To do:
Your task is to return the listing below word for word, without any of its images.

Input for this task:
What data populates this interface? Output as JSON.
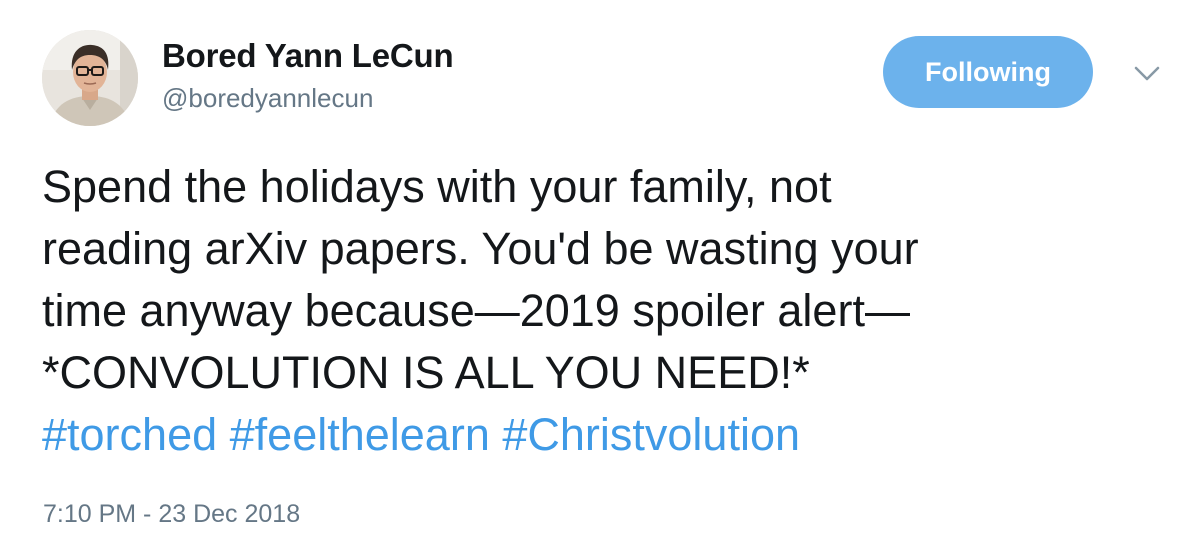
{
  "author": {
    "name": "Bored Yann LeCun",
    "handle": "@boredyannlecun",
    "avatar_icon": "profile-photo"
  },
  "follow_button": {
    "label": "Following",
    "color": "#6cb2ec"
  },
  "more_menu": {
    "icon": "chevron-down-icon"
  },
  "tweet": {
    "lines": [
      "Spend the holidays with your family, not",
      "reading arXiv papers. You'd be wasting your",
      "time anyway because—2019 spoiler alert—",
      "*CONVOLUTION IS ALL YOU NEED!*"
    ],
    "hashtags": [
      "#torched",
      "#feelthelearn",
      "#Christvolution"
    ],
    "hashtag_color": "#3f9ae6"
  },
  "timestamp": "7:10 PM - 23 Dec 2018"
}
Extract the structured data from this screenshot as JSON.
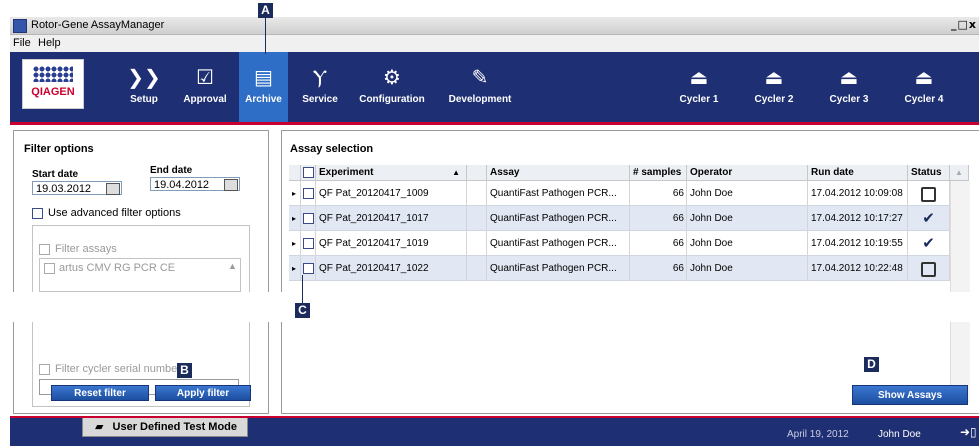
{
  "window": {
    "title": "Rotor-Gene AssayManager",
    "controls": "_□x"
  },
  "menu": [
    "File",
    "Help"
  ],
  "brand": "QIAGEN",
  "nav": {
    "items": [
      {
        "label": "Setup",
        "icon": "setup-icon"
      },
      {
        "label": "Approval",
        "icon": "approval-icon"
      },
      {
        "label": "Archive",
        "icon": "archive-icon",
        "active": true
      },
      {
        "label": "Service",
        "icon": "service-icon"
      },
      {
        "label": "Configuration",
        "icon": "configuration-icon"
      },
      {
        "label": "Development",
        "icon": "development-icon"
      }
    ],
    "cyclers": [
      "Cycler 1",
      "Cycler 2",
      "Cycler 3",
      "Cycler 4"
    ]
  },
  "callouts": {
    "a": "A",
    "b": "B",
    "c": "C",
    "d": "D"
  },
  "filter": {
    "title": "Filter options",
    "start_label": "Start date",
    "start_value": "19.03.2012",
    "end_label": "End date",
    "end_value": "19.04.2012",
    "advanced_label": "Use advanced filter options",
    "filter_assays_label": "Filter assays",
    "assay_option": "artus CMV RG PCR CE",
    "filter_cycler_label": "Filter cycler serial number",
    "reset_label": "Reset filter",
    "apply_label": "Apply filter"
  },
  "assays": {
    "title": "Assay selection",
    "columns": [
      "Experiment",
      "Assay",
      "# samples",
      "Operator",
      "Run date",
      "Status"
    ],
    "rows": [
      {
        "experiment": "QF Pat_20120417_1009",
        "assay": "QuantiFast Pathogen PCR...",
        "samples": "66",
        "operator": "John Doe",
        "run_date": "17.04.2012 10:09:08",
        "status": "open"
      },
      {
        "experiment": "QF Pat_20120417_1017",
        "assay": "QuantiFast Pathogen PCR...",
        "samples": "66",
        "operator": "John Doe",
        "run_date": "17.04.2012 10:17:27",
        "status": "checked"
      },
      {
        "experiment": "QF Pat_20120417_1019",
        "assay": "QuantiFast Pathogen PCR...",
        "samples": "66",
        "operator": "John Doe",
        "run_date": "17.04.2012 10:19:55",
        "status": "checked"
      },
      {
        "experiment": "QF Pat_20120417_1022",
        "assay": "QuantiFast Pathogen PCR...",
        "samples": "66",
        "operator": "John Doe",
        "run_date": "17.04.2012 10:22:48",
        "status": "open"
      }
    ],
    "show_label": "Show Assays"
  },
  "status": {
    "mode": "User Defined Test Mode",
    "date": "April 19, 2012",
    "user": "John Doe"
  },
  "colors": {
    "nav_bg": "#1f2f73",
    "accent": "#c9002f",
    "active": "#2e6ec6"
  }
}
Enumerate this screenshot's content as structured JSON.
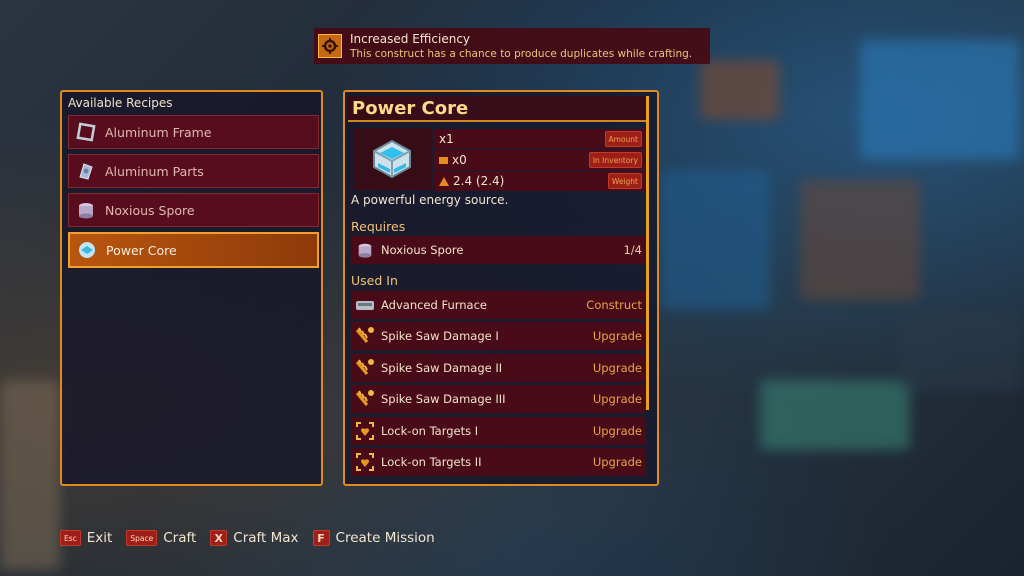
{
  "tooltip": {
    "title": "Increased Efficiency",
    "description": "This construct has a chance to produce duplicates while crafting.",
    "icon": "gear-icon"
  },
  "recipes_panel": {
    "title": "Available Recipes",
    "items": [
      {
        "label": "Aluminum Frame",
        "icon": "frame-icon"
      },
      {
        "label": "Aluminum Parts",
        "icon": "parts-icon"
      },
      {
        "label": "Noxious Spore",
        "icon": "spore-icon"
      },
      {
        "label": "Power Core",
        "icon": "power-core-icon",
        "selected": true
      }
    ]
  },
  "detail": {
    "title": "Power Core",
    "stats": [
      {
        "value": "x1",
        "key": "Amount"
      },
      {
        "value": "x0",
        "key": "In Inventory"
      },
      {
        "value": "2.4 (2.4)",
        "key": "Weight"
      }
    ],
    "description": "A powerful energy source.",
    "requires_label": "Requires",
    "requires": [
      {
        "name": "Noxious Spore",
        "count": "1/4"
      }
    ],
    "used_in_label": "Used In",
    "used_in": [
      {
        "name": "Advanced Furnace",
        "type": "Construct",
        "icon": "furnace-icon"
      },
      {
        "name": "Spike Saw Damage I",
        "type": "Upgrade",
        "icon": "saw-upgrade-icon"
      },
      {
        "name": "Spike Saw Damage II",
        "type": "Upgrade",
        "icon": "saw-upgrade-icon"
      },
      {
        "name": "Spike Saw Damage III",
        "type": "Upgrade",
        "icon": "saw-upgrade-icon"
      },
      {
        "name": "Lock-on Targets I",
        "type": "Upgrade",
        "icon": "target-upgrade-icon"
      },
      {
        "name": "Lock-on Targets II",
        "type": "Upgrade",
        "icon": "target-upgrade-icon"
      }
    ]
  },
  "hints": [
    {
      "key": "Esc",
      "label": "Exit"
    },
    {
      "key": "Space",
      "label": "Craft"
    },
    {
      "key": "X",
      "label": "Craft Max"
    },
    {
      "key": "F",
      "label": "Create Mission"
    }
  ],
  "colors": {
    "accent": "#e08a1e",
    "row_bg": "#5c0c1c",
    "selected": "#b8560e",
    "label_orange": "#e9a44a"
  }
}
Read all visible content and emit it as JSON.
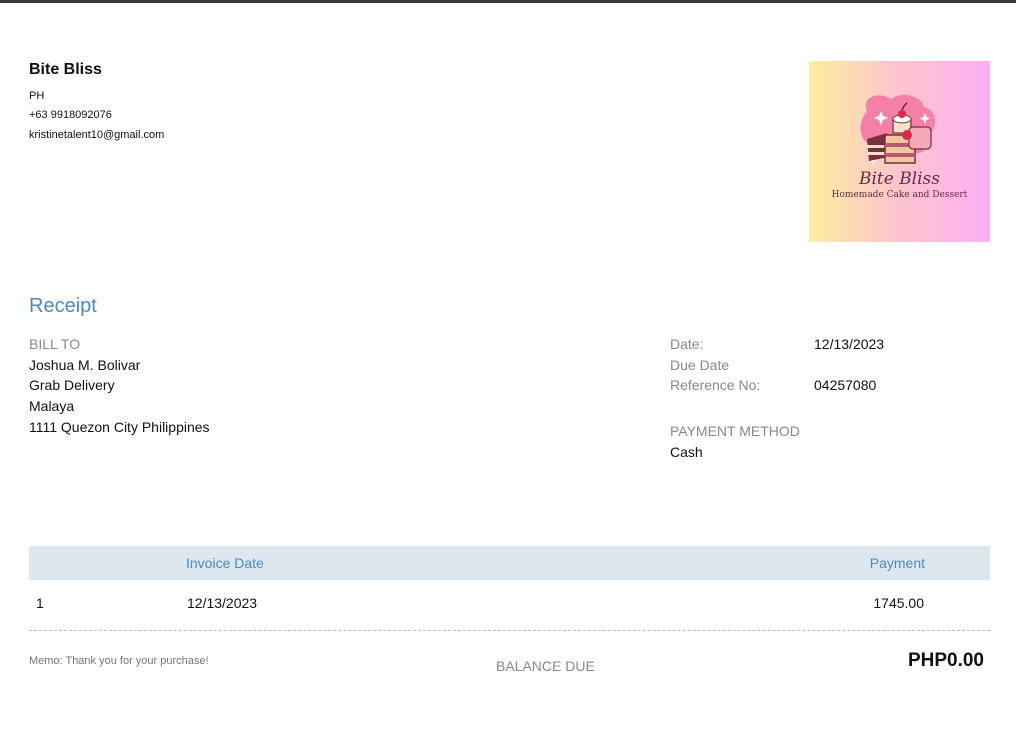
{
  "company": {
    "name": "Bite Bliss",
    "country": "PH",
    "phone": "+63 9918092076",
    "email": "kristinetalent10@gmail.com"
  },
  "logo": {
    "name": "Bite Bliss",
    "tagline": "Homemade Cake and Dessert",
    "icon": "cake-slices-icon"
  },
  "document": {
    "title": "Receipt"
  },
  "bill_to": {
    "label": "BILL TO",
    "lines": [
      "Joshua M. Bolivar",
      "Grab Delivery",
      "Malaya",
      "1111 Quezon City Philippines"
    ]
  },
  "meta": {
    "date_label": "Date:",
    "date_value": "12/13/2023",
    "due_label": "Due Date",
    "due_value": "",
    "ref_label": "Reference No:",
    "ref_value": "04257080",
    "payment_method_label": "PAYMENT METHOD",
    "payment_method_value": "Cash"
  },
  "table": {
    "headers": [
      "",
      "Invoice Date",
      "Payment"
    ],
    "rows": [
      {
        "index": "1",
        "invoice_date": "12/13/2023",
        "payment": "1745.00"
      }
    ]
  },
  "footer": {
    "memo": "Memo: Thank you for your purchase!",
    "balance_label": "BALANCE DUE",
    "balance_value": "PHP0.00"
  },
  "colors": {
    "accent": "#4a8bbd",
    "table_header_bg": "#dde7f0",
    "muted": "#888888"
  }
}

Result of the task:
What data populates this interface? Output as JSON.
{
  "author": {
    "name": "Bored Yann LeCun",
    "handle": "@boredyannlecun",
    "avatar_icon": "profile-photo"
  },
  "follow_button": {
    "label": "Following",
    "color": "#6cb2ec"
  },
  "more_menu": {
    "icon": "chevron-down-icon"
  },
  "tweet": {
    "lines": [
      "Spend the holidays with your family, not",
      "reading arXiv papers. You'd be wasting your",
      "time anyway because—2019 spoiler alert—",
      "*CONVOLUTION IS ALL YOU NEED!*"
    ],
    "hashtags": [
      "#torched",
      "#feelthelearn",
      "#Christvolution"
    ],
    "hashtag_color": "#3f9ae6"
  },
  "timestamp": "7:10 PM - 23 Dec 2018"
}
Extract the structured data from this screenshot as JSON.
{
  "window": {
    "title": "Rotor-Gene AssayManager",
    "controls": "_□x"
  },
  "menu": [
    "File",
    "Help"
  ],
  "brand": "QIAGEN",
  "nav": {
    "items": [
      {
        "label": "Setup",
        "icon": "setup-icon"
      },
      {
        "label": "Approval",
        "icon": "approval-icon"
      },
      {
        "label": "Archive",
        "icon": "archive-icon",
        "active": true
      },
      {
        "label": "Service",
        "icon": "service-icon"
      },
      {
        "label": "Configuration",
        "icon": "configuration-icon"
      },
      {
        "label": "Development",
        "icon": "development-icon"
      }
    ],
    "cyclers": [
      "Cycler 1",
      "Cycler 2",
      "Cycler 3",
      "Cycler 4"
    ]
  },
  "callouts": {
    "a": "A",
    "b": "B",
    "c": "C",
    "d": "D"
  },
  "filter": {
    "title": "Filter options",
    "start_label": "Start date",
    "start_value": "19.03.2012",
    "end_label": "End date",
    "end_value": "19.04.2012",
    "advanced_label": "Use advanced filter options",
    "filter_assays_label": "Filter assays",
    "assay_option": "artus CMV RG PCR CE",
    "filter_cycler_label": "Filter cycler serial number",
    "reset_label": "Reset filter",
    "apply_label": "Apply filter"
  },
  "assays": {
    "title": "Assay selection",
    "columns": [
      "Experiment",
      "Assay",
      "# samples",
      "Operator",
      "Run date",
      "Status"
    ],
    "rows": [
      {
        "experiment": "QF Pat_20120417_1009",
        "assay": "QuantiFast Pathogen PCR...",
        "samples": "66",
        "operator": "John Doe",
        "run_date": "17.04.2012 10:09:08",
        "status": "open"
      },
      {
        "experiment": "QF Pat_20120417_1017",
        "assay": "QuantiFast Pathogen PCR...",
        "samples": "66",
        "operator": "John Doe",
        "run_date": "17.04.2012 10:17:27",
        "status": "checked"
      },
      {
        "experiment": "QF Pat_20120417_1019",
        "assay": "QuantiFast Pathogen PCR...",
        "samples": "66",
        "operator": "John Doe",
        "run_date": "17.04.2012 10:19:55",
        "status": "checked"
      },
      {
        "experiment": "QF Pat_20120417_1022",
        "assay": "QuantiFast Pathogen PCR...",
        "samples": "66",
        "operator": "John Doe",
        "run_date": "17.04.2012 10:22:48",
        "status": "open"
      }
    ],
    "show_label": "Show Assays"
  },
  "status": {
    "mode": "User Defined Test Mode",
    "date": "April 19, 2012",
    "user": "John Doe"
  },
  "colors": {
    "nav_bg": "#1f2f73",
    "accent": "#c9002f",
    "active": "#2e6ec6"
  }
}
Enumerate this screenshot's content as structured JSON.
{
  "tooltip": {
    "title": "Increased Efficiency",
    "description": "This construct has a chance to produce duplicates while crafting.",
    "icon": "gear-icon"
  },
  "recipes_panel": {
    "title": "Available Recipes",
    "items": [
      {
        "label": "Aluminum Frame",
        "icon": "frame-icon"
      },
      {
        "label": "Aluminum Parts",
        "icon": "parts-icon"
      },
      {
        "label": "Noxious Spore",
        "icon": "spore-icon"
      },
      {
        "label": "Power Core",
        "icon": "power-core-icon",
        "selected": true
      }
    ]
  },
  "detail": {
    "title": "Power Core",
    "stats": [
      {
        "value": "x1",
        "key": "Amount"
      },
      {
        "value": "x0",
        "key": "In Inventory"
      },
      {
        "value": "2.4 (2.4)",
        "key": "Weight"
      }
    ],
    "description": "A powerful energy source.",
    "requires_label": "Requires",
    "requires": [
      {
        "name": "Noxious Spore",
        "count": "1/4"
      }
    ],
    "used_in_label": "Used In",
    "used_in": [
      {
        "name": "Advanced Furnace",
        "type": "Construct",
        "icon": "furnace-icon"
      },
      {
        "name": "Spike Saw Damage I",
        "type": "Upgrade",
        "icon": "saw-upgrade-icon"
      },
      {
        "name": "Spike Saw Damage II",
        "type": "Upgrade",
        "icon": "saw-upgrade-icon"
      },
      {
        "name": "Spike Saw Damage III",
        "type": "Upgrade",
        "icon": "saw-upgrade-icon"
      },
      {
        "name": "Lock-on Targets I",
        "type": "Upgrade",
        "icon": "target-upgrade-icon"
      },
      {
        "name": "Lock-on Targets II",
        "type": "Upgrade",
        "icon": "target-upgrade-icon"
      }
    ]
  },
  "hints": [
    {
      "key": "Esc",
      "label": "Exit"
    },
    {
      "key": "Space",
      "label": "Craft"
    },
    {
      "key": "X",
      "label": "Craft Max"
    },
    {
      "key": "F",
      "label": "Create Mission"
    }
  ],
  "colors": {
    "accent": "#e08a1e",
    "row_bg": "#5c0c1c",
    "selected": "#b8560e",
    "label_orange": "#e9a44a"
  }
}
Read all visible content and emit it as JSON.
{
  "company": {
    "name": "Bite Bliss",
    "country": "PH",
    "phone": "+63 9918092076",
    "email": "kristinetalent10@gmail.com"
  },
  "logo": {
    "name": "Bite Bliss",
    "tagline": "Homemade Cake and Dessert",
    "icon": "cake-slices-icon"
  },
  "document": {
    "title": "Receipt"
  },
  "bill_to": {
    "label": "BILL TO",
    "lines": [
      "Joshua M. Bolivar",
      "Grab Delivery",
      "Malaya",
      "1111 Quezon City Philippines"
    ]
  },
  "meta": {
    "date_label": "Date:",
    "date_value": "12/13/2023",
    "due_label": "Due Date",
    "due_value": "",
    "ref_label": "Reference No:",
    "ref_value": "04257080",
    "payment_method_label": "PAYMENT METHOD",
    "payment_method_value": "Cash"
  },
  "table": {
    "headers": [
      "",
      "Invoice Date",
      "Payment"
    ],
    "rows": [
      {
        "index": "1",
        "invoice_date": "12/13/2023",
        "payment": "1745.00"
      }
    ]
  },
  "footer": {
    "memo": "Memo: Thank you for your purchase!",
    "balance_label": "BALANCE DUE",
    "balance_value": "PHP0.00"
  },
  "colors": {
    "accent": "#4a8bbd",
    "table_header_bg": "#dde7f0",
    "muted": "#888888"
  }
}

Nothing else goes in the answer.